How important is the web to your business?
It’s definitely important. For people finding out about the store, it’s our first impression. I want potential customers to know as much about what we do and why we do it, so that they feel they are not just customers, but part of a community. We also use our website to provide weekly newsletters to our customers listing new comics and the books coming out the following week.
Does your store have an area of expertise? What makes your store unique?
Well, each of the staff have their own areas of expertise, and I always have at least one expert on a product line on my staff at all time. Other than that, I think our expertise is probably comics for kids.
I think there are many things that make my store unique. First, the strong female presence – 2 of 4 staff members, not including myself, are women, and we have a lot of women who are comic subscribers. I would say at least 20% of our customer base is women. Second, comics for kids – not only do we have the Comics in the Classroom service, but we have a special section for kids books in the store, broken down by age group. Third, the store is bright and clean and welcoming (I’m not saying this is totally unique, but it’s definitely less common), so that parents feel comfortable bringing their kids in to the store. To encourage this, I also do not sell adult material and closely monitor the type of language used in the store.
Describe the comic book scene within your community? (e.g.: amateur comics,
anime/manga clubs, comic clubs, convention events)
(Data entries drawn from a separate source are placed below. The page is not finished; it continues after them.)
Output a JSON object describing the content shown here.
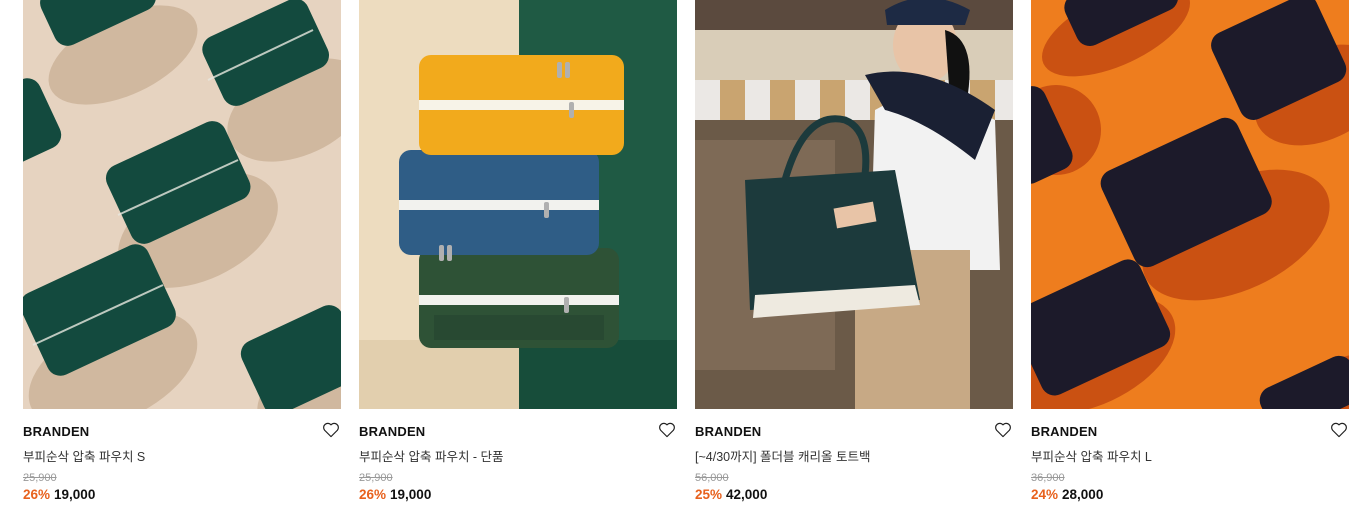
{
  "products": [
    {
      "brand": "BRANDEN",
      "name": "부피순삭 압축 파우치 S",
      "original_price": "25,900",
      "discount": "26%",
      "price": "19,000",
      "image_desc": "green compression pouches on beige",
      "wishlist_icon": "heart-outline-icon"
    },
    {
      "brand": "BRANDEN",
      "name": "부피순삭 압축 파우치 - 단품",
      "original_price": "25,900",
      "discount": "26%",
      "price": "19,000",
      "image_desc": "stack of yellow, blue and green pouches",
      "wishlist_icon": "heart-outline-icon"
    },
    {
      "brand": "BRANDEN",
      "name": "[~4/30까지] 폴더블 캐리올 토트백",
      "original_price": "56,000",
      "discount": "25%",
      "price": "42,000",
      "image_desc": "woman carrying dark green tote bag",
      "wishlist_icon": "heart-outline-icon"
    },
    {
      "brand": "BRANDEN",
      "name": "부피순삭 압축 파우치 L",
      "original_price": "36,900",
      "discount": "24%",
      "price": "28,000",
      "image_desc": "black pouches on orange",
      "wishlist_icon": "heart-outline-icon"
    }
  ],
  "colors": {
    "discount": "#e8611d",
    "text": "#111111",
    "muted": "#999999"
  }
}
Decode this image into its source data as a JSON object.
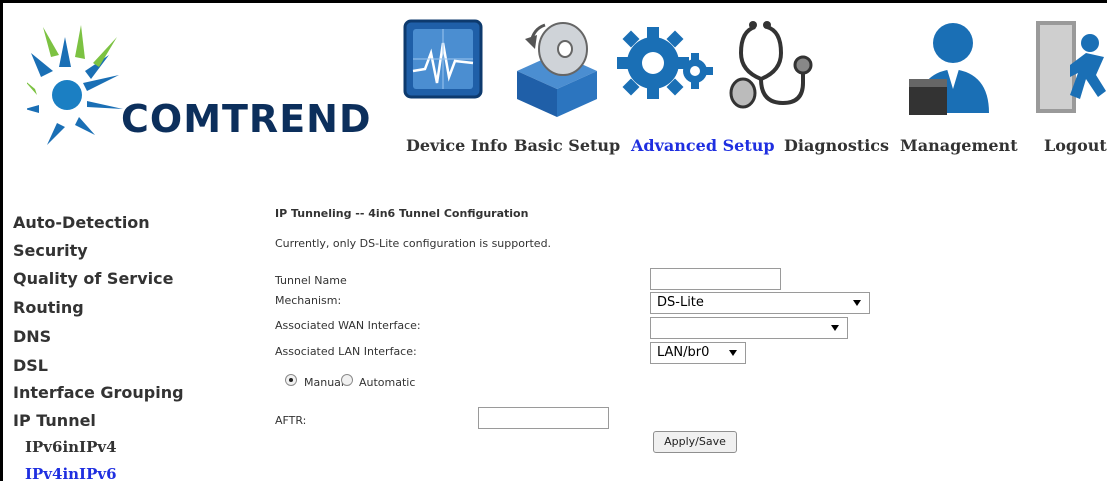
{
  "brand": {
    "name": "COMTREND"
  },
  "nav": {
    "items": [
      {
        "label": "Device Info",
        "icon": "device-info-icon"
      },
      {
        "label": "Basic Setup",
        "icon": "basic-setup-icon"
      },
      {
        "label": "Advanced Setup",
        "icon": "advanced-setup-icon",
        "active": true
      },
      {
        "label": "Diagnostics",
        "icon": "diagnostics-icon"
      },
      {
        "label": "Management",
        "icon": "management-icon"
      },
      {
        "label": "Logout",
        "icon": "logout-icon"
      }
    ]
  },
  "sidebar": {
    "items": [
      {
        "label": "Auto-Detection"
      },
      {
        "label": "Security"
      },
      {
        "label": "Quality of Service"
      },
      {
        "label": "Routing"
      },
      {
        "label": "DNS"
      },
      {
        "label": "DSL"
      },
      {
        "label": "Interface Grouping"
      },
      {
        "label": "IP Tunnel"
      },
      {
        "label": "IPv6inIPv4"
      },
      {
        "label": "IPv4inIPv6",
        "active": true
      }
    ]
  },
  "form": {
    "title": "IP Tunneling -- 4in6 Tunnel Configuration",
    "note": "Currently, only DS-Lite configuration is supported.",
    "tunnel_name": {
      "label": "Tunnel Name",
      "value": ""
    },
    "mechanism": {
      "label": "Mechanism:",
      "value": "DS-Lite"
    },
    "wan_interface": {
      "label": "Associated WAN Interface:",
      "value": ""
    },
    "lan_interface": {
      "label": "Associated LAN Interface:",
      "value": "LAN/br0"
    },
    "mode": {
      "manual_label": "Manual",
      "automatic_label": "Automatic",
      "selected": "Manual"
    },
    "aftr": {
      "label": "AFTR:",
      "value": ""
    },
    "apply_label": "Apply/Save"
  },
  "colors": {
    "active_link": "#1f2fe0",
    "brand_navy": "#0c2f5c",
    "icon_blue": "#1a6fb5"
  }
}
Well, it’s great being in a university town. The University of Guelph runs the Flash club (an anime and manga club) as well as a Games Club. The Games Club runs Gryphcon, a 3 day gaming convention on the university campus, to which we provide prize support.
This year, we set up at Con-G, the first Guelph manga and anime con, which was a great success! We have a lively community of Magic players on Thursday nights and Warhammer players on Friday nights.
There are two comics organizations in Guelph: The Guelph Pen Club arranges a regular “Drink and Draw” at a nearby pub, where artists get together and, well, drink and draw. There is also the Guelph Society of Comic Creators. With this growing community, something we intend to support, The Dragon will participate as a host location for 24 Hour Comics Day in 2009 and forward.
Do you participate in Free Comic Book Day?
Yes we do. It always brings lots of people into the store and we always run out of books!
What aspect of your store are you most proud?
The strong female customer base.
What have been some or your best/most fun promotions/events?
The store signings are the most fun, although we definitely don’t do enough of them! We just had our Grand Opening event and had a fantastic turnout of creators, customers and fans. With the support of Stuart and Kathryn Immonen, Dale Keown, Richard Pace, Scott Chantler, Jay Stephens, Nick Postic and Lar DeSouza we were able to put on a wonderful event. Better yet, we raised $780 for the HERO Initiative, an organization which provides support to comic creators in need.
Have the last few years of Hollywood film releases changed your customer
We saw a crazy spike in Joker hardcover sales when Dark Knight came out, but films like the Hulk and Fantastic Four, which just aren’t very good, don’t really do anything for sales. Watchmen, of course, had a huge impact, as did V for Vendetta.
Graphic Novels have been a growth product for large bookstore chains, does
this affect your customer base or business?
I’ve always had a good stock of graphic novels, but it’s definitely gotten a lot larger. We try to keep as many graphic novels and trade paperbacks in stock as we can, and re-stock them every week. The change over time has been moving from a few shelves with all the books alphabetized, to a lot of shelves with books broken into publisher and then alphabetized, with a section specifically for kids books.
[Editors Note: To prevent any potential conflict of interest The Dragon is ineligible for the Harry Kremer Award for Outstanding Retailer.]